Something fishy going on in there, an I dont like it.
I felt rather relieved that my worries were justified
by someone else. I still didnt know where this bloke had come from, but I
guessed from one of the cars behind me. The Asian guy was looking very suspicious,
and now I could see he seemed to be clenching his teeth and twitching some. My
heart was pounding and I felt really nervous.
Skinhead fella could see I was nervous. You just act
natural and keep an eye on him. He said. Ive phoned the pigs but how they gonna get
here? Just watch him too. If you think youre at all British youll watch him
He handed me back the lighter and I could see the
distaste in his eyes that I wasnt the classic white Brit hed been hoping for.
Far from it: my Grandads Senegalese and my Mum is from
Before the skinhead was hardly away from my van, the drivers
door of the other van was flung open from the inside and the Asian fella leapt
out. He ran to the other side and all of a sudden the world seemed in slow
motion. I knew at that moment in time that you did not just simply jump out of
your car in static traffic on a busy street and run, vehicle door left flung
open. My imagination populated the back of his van with barrel upon barrel of
explosives and a ticking timer.
There was shouting. There was me flinging my van door
open and joining the skinhead in the chase, catching up with the heavyset but
frankly overweight fortysomething in next to no time. We were bearing down on
the Asian, and we could both hear him shouting something unintelligible. I felt
the fear as I realised there were reports of the previous bombers doing just
the same thing in their attempts to maim and kill. I heard the screams from
other drivers and pedestrians. I heard a shout of get him! and others of
panic and confusion.
It was still in slo-mo. He seemed to cramp over,
reaching around to his back pocket. I heard the skinhead cry out, Hes got a
gun! and in one fluid and surprising motion he leapt, rugby-style, towards the
man. He caught him around the waistband of his jogging pants and crashed to the
ground with a bone-crunching smack of knees on hard concrete. He cried out, but
he did not let go.
What happened next will stay with me for the rest of
my life. It was as though the slow-motion of before was suddenly fast-forwarded
in an instant. The Asian mans trousers were pulled almost completely down,
along with his underwear, as he was dragged towards the growling, almost
yelping figure of the skinhead. That was the moment he could control his bowels
no longer, and a steady and thick stream of semi-liquid shit spurted out and
into the still yelling face of the skinhead. He couldnt have placed it more
accurately if hed tried: it hit him, smacking into the mouth and eyes with a
precision that almost made me vomit.
That was the moment I realised what Id been hearing
as the Asian man had been running from his van was him crying out, in Pidgin
English, I have diarrhoea! I need shit! I have diarrhoea!
I nearly laughed out loud. Were it not for the

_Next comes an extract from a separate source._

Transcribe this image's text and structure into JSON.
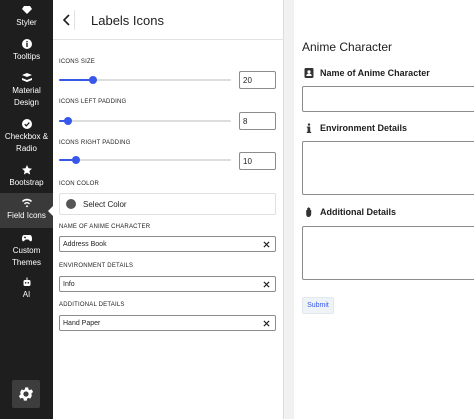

confusion and the sheer adrenaline of the situation, plus the additional
concerned and worried drivers and pedestrians congregating around us, I might
have yelled out Serves you right! at the faeces-splattered Mancunian redneck
as he finally let go of the now tearful and embarrassed Sikh man. But the
reality of the situation is that Id thought the same thing: that this shifty
looking fella was a terrorist and about to abandon a bomb-laden van in a
populated area in a traffic jam. It never occurred to me until I had the
benefit of hindsight was that what he actually was, was ill. Hed been sat in that traffic for God knows how long,
desperate not to soil himself.